◆ TRY IT ◆
Although pictures appear in the records, the copy must leave them out and match everything else exactly.
*** Opening DATA PROVIDED ***
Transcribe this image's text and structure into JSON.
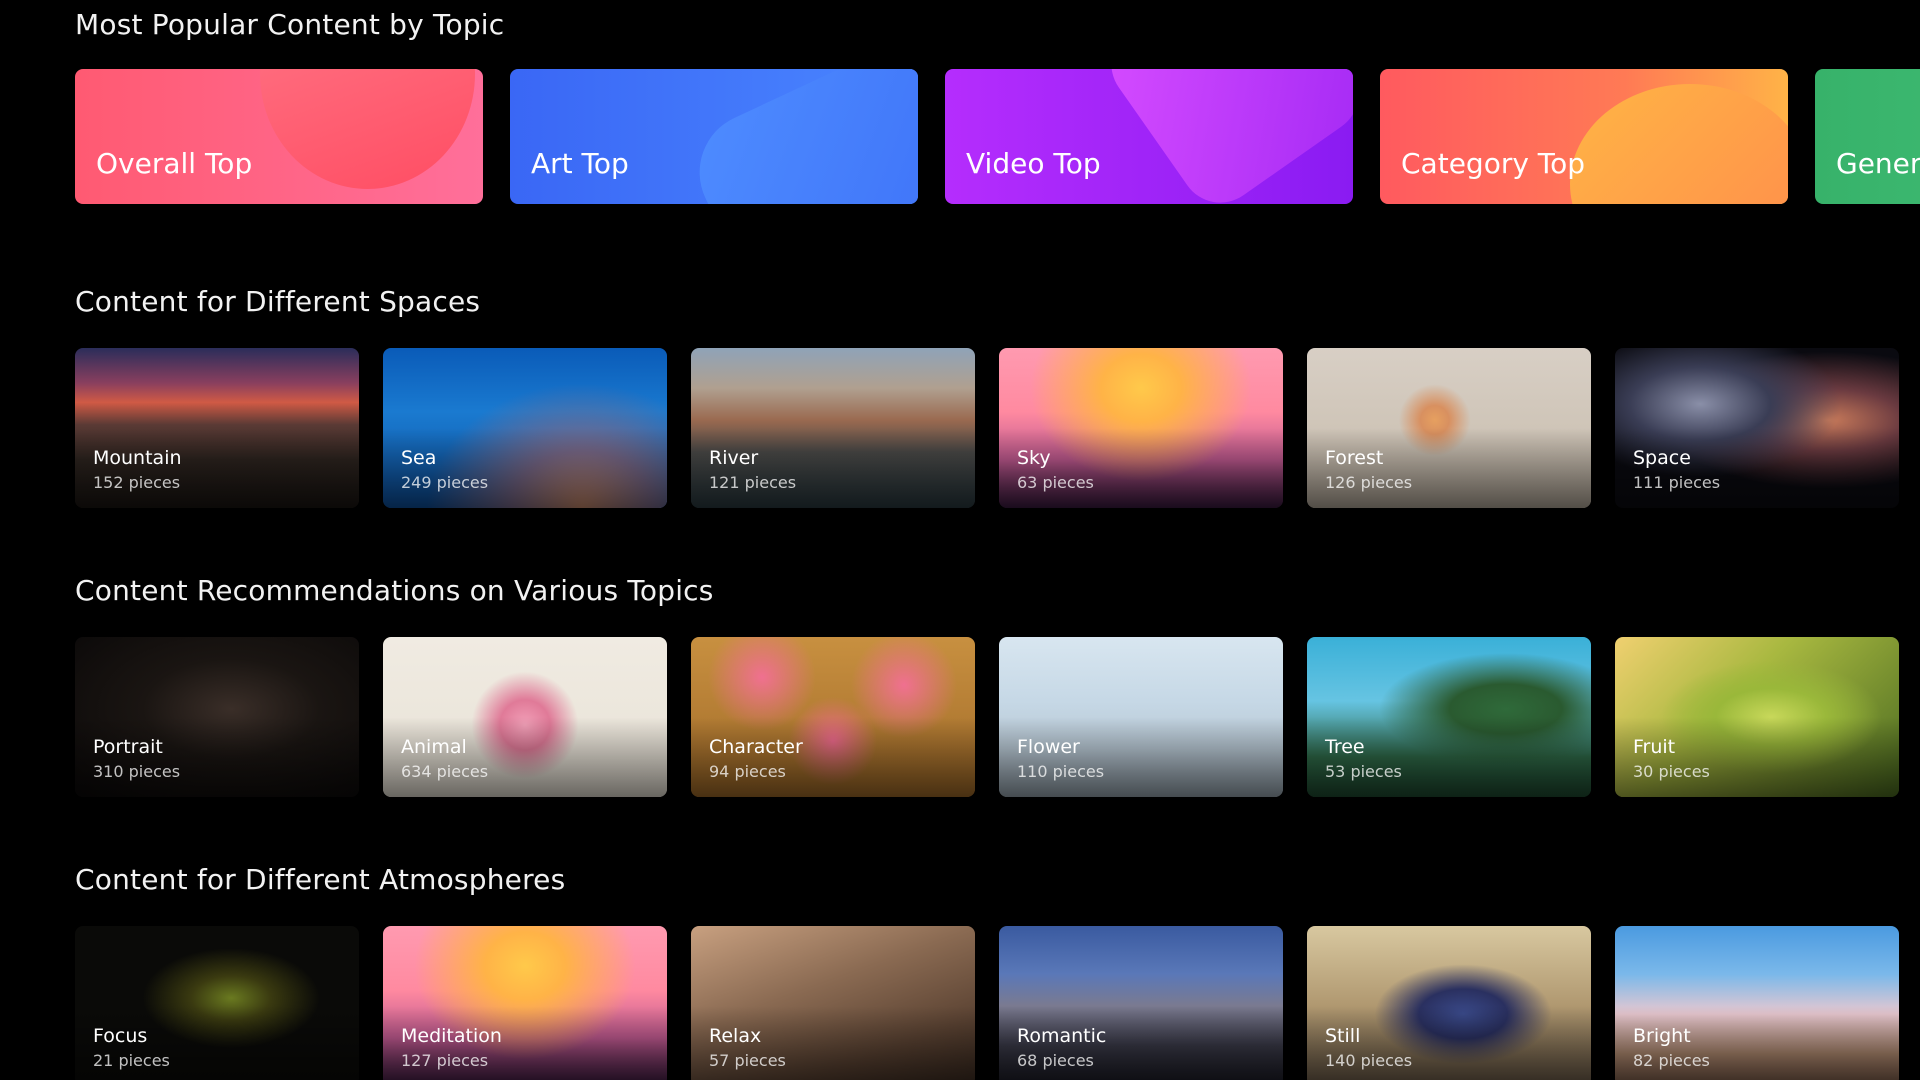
{
  "sections": {
    "popular": {
      "title": "Most Popular Content by Topic",
      "cards": [
        {
          "label": "Overall Top",
          "colors": [
            "#ff5f6d",
            "#ff7eb3"
          ]
        },
        {
          "label": "Art Top",
          "colors": [
            "#3b6cf6",
            "#4f8dff"
          ]
        },
        {
          "label": "Video Top",
          "colors": [
            "#b22cff",
            "#8f1cf0"
          ]
        },
        {
          "label": "Category Top",
          "colors": [
            "#ff5e62",
            "#ff9966"
          ]
        },
        {
          "label": "Genera",
          "colors": [
            "#3cb46e",
            "#45c27a"
          ]
        }
      ]
    },
    "spaces": {
      "title": "Content for Different Spaces",
      "tiles": [
        {
          "name": "Mountain",
          "count": "152 pieces"
        },
        {
          "name": "Sea",
          "count": "249 pieces"
        },
        {
          "name": "River",
          "count": "121 pieces"
        },
        {
          "name": "Sky",
          "count": "63 pieces"
        },
        {
          "name": "Forest",
          "count": "126 pieces"
        },
        {
          "name": "Space",
          "count": "111 pieces"
        }
      ]
    },
    "topics": {
      "title": "Content Recommendations on Various Topics",
      "tiles": [
        {
          "name": "Portrait",
          "count": "310 pieces"
        },
        {
          "name": "Animal",
          "count": "634 pieces"
        },
        {
          "name": "Character",
          "count": "94 pieces"
        },
        {
          "name": "Flower",
          "count": "110 pieces"
        },
        {
          "name": "Tree",
          "count": "53 pieces"
        },
        {
          "name": "Fruit",
          "count": "30 pieces"
        }
      ]
    },
    "atmospheres": {
      "title": "Content for Different Atmospheres",
      "tiles": [
        {
          "name": "Focus",
          "count": "21 pieces"
        },
        {
          "name": "Meditation",
          "count": "127 pieces"
        },
        {
          "name": "Relax",
          "count": "57 pieces"
        },
        {
          "name": "Romantic",
          "count": "68 pieces"
        },
        {
          "name": "Still",
          "count": "140 pieces"
        },
        {
          "name": "Bright",
          "count": "82 pieces"
        }
      ]
    }
  }
}
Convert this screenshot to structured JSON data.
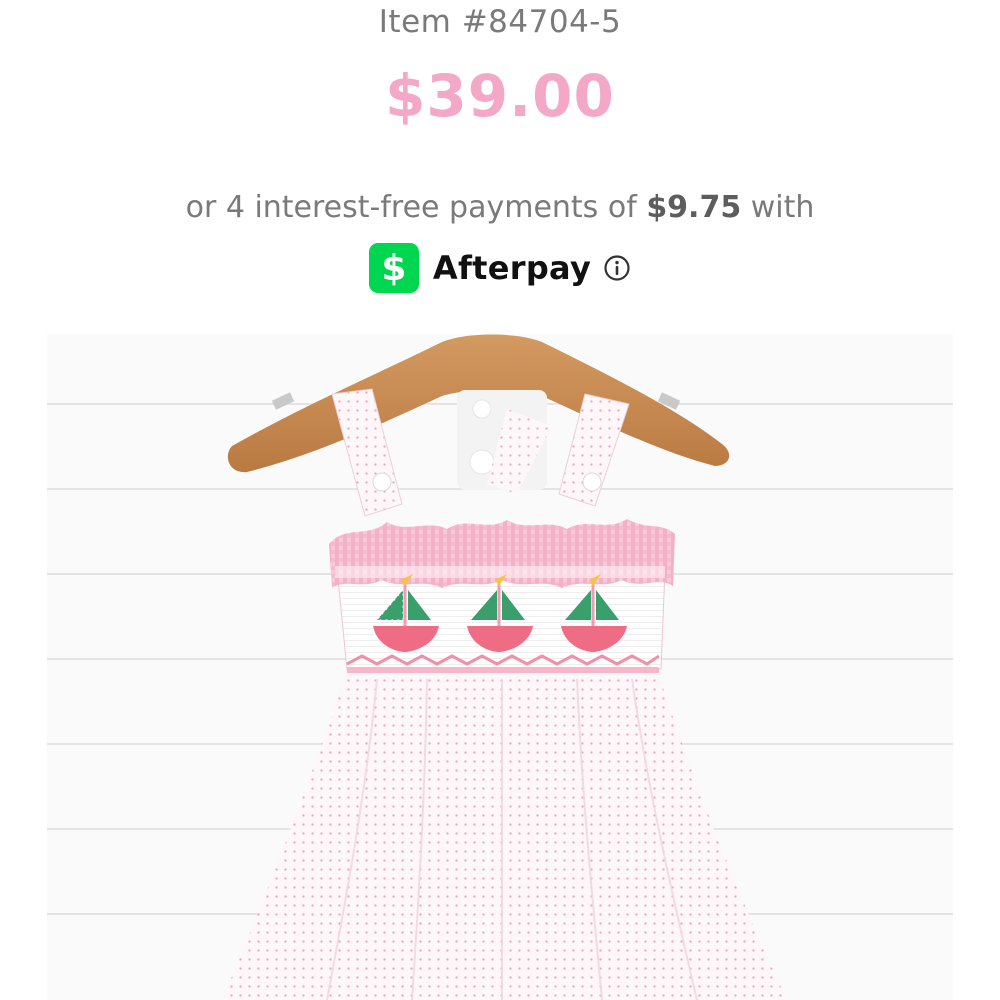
{
  "product": {
    "item_number": "Item #84704-5",
    "price": "$39.00"
  },
  "payment": {
    "prefix": "or 4 interest-free payments of ",
    "amount": "$9.75",
    "suffix": " with",
    "provider_logo_glyph": "$",
    "provider_name": "Afterpay",
    "info_icon": "info-circle-icon"
  },
  "colors": {
    "price": "#f3a8c8",
    "muted_text": "#7a7a7a",
    "cash_logo": "#00d64f"
  },
  "image": {
    "subject": "product-photo"
  }
}
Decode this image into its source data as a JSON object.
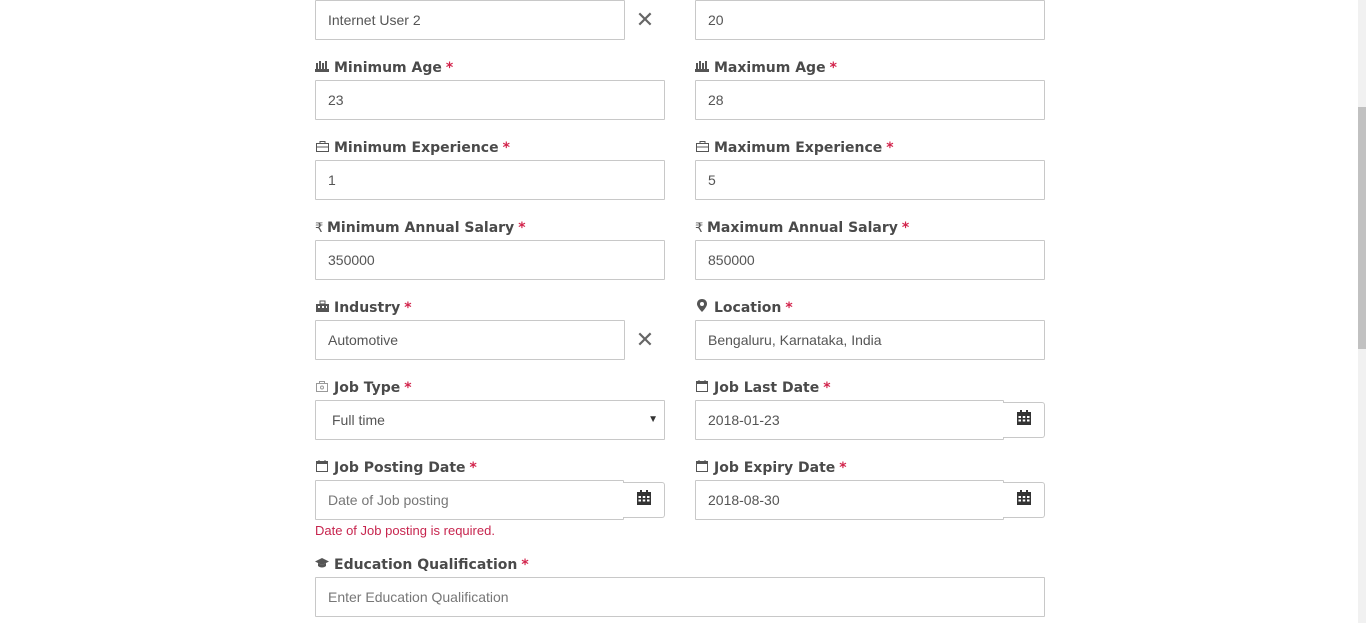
{
  "form": {
    "top_left_value": "Internet User 2",
    "top_right_value": "20",
    "min_age": {
      "label": "Minimum Age",
      "value": "23",
      "icon": "users-icon"
    },
    "max_age": {
      "label": "Maximum Age",
      "value": "28",
      "icon": "users-icon"
    },
    "min_exp": {
      "label": "Minimum Experience",
      "value": "1",
      "icon": "briefcase-icon"
    },
    "max_exp": {
      "label": "Maximum Experience",
      "value": "5",
      "icon": "briefcase-icon"
    },
    "min_salary": {
      "label": "Minimum Annual Salary",
      "value": "350000",
      "icon": "rupee-icon"
    },
    "max_salary": {
      "label": "Maximum Annual Salary",
      "value": "850000",
      "icon": "rupee-icon"
    },
    "industry": {
      "label": "Industry",
      "value": "Automotive",
      "icon": "industry-icon"
    },
    "location": {
      "label": "Location",
      "value": "Bengaluru, Karnataka, India",
      "icon": "map-pin-icon"
    },
    "job_type": {
      "label": "Job Type",
      "value": "Full time",
      "icon": "job-type-icon"
    },
    "job_last_date": {
      "label": "Job Last Date",
      "value": "2018-01-23",
      "icon": "calendar-icon"
    },
    "job_posting_date": {
      "label": "Job Posting Date",
      "placeholder": "Date of Job posting",
      "error": "Date of Job posting is required.",
      "icon": "calendar-icon"
    },
    "job_expiry_date": {
      "label": "Job Expiry Date",
      "value": "2018-08-30",
      "icon": "calendar-icon"
    },
    "education": {
      "label": "Education Qualification",
      "placeholder": "Enter Education Qualification",
      "icon": "graduation-cap-icon"
    },
    "required_marker": "*",
    "clear_symbol": "✕"
  },
  "colors": {
    "required": "#d2234b",
    "error": "#c7254e",
    "border": "#c8c8c8"
  }
}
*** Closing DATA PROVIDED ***
◆ SOLUTION ◆
Transcribe this image's text and structure into JSON.
{
  "sections": {
    "popular": {
      "title": "Most Popular Content by Topic",
      "cards": [
        {
          "label": "Overall Top",
          "colors": [
            "#ff5f6d",
            "#ff7eb3"
          ]
        },
        {
          "label": "Art Top",
          "colors": [
            "#3b6cf6",
            "#4f8dff"
          ]
        },
        {
          "label": "Video Top",
          "colors": [
            "#b22cff",
            "#8f1cf0"
          ]
        },
        {
          "label": "Category Top",
          "colors": [
            "#ff5e62",
            "#ff9966"
          ]
        },
        {
          "label": "Genera",
          "colors": [
            "#3cb46e",
            "#45c27a"
          ]
        }
      ]
    },
    "spaces": {
      "title": "Content for Different Spaces",
      "tiles": [
        {
          "name": "Mountain",
          "count": "152 pieces"
        },
        {
          "name": "Sea",
          "count": "249 pieces"
        },
        {
          "name": "River",
          "count": "121 pieces"
        },
        {
          "name": "Sky",
          "count": "63 pieces"
        },
        {
          "name": "Forest",
          "count": "126 pieces"
        },
        {
          "name": "Space",
          "count": "111 pieces"
        }
      ]
    },
    "topics": {
      "title": "Content Recommendations on Various Topics",
      "tiles": [
        {
          "name": "Portrait",
          "count": "310 pieces"
        },
        {
          "name": "Animal",
          "count": "634 pieces"
        },
        {
          "name": "Character",
          "count": "94 pieces"
        },
        {
          "name": "Flower",
          "count": "110 pieces"
        },
        {
          "name": "Tree",
          "count": "53 pieces"
        },
        {
          "name": "Fruit",
          "count": "30 pieces"
        }
      ]
    },
    "atmospheres": {
      "title": "Content for Different Atmospheres",
      "tiles": [
        {
          "name": "Focus",
          "count": "21 pieces"
        },
        {
          "name": "Meditation",
          "count": "127 pieces"
        },
        {
          "name": "Relax",
          "count": "57 pieces"
        },
        {
          "name": "Romantic",
          "count": "68 pieces"
        },
        {
          "name": "Still",
          "count": "140 pieces"
        },
        {
          "name": "Bright",
          "count": "82 pieces"
        }
      ]
    }
  }
}
Convert this screenshot to structured JSON data.
{
  "product": {
    "item_number": "Item #84704-5",
    "price": "$39.00"
  },
  "payment": {
    "prefix": "or 4 interest-free payments of ",
    "amount": "$9.75",
    "suffix": " with",
    "provider_logo_glyph": "$",
    "provider_name": "Afterpay",
    "info_icon": "info-circle-icon"
  },
  "colors": {
    "price": "#f3a8c8",
    "muted_text": "#7a7a7a",
    "cash_logo": "#00d64f"
  },
  "image": {
    "subject": "product-photo"
  }
}
Decode this image into its source data as a JSON object.
{
  "form": {
    "top_left_value": "Internet User 2",
    "top_right_value": "20",
    "min_age": {
      "label": "Minimum Age",
      "value": "23",
      "icon": "users-icon"
    },
    "max_age": {
      "label": "Maximum Age",
      "value": "28",
      "icon": "users-icon"
    },
    "min_exp": {
      "label": "Minimum Experience",
      "value": "1",
      "icon": "briefcase-icon"
    },
    "max_exp": {
      "label": "Maximum Experience",
      "value": "5",
      "icon": "briefcase-icon"
    },
    "min_salary": {
      "label": "Minimum Annual Salary",
      "value": "350000",
      "icon": "rupee-icon"
    },
    "max_salary": {
      "label": "Maximum Annual Salary",
      "value": "850000",
      "icon": "rupee-icon"
    },
    "industry": {
      "label": "Industry",
      "value": "Automotive",
      "icon": "industry-icon"
    },
    "location": {
      "label": "Location",
      "value": "Bengaluru, Karnataka, India",
      "icon": "map-pin-icon"
    },
    "job_type": {
      "label": "Job Type",
      "value": "Full time",
      "icon": "job-type-icon"
    },
    "job_last_date": {
      "label": "Job Last Date",
      "value": "2018-01-23",
      "icon": "calendar-icon"
    },
    "job_posting_date": {
      "label": "Job Posting Date",
      "placeholder": "Date of Job posting",
      "error": "Date of Job posting is required.",
      "icon": "calendar-icon"
    },
    "job_expiry_date": {
      "label": "Job Expiry Date",
      "value": "2018-08-30",
      "icon": "calendar-icon"
    },
    "education": {
      "label": "Education Qualification",
      "placeholder": "Enter Education Qualification",
      "icon": "graduation-cap-icon"
    },
    "required_marker": "*",
    "clear_symbol": "✕"
  },
  "colors": {
    "required": "#d2234b",
    "error": "#c7254e",
    "border": "#c8c8c8"
  }
}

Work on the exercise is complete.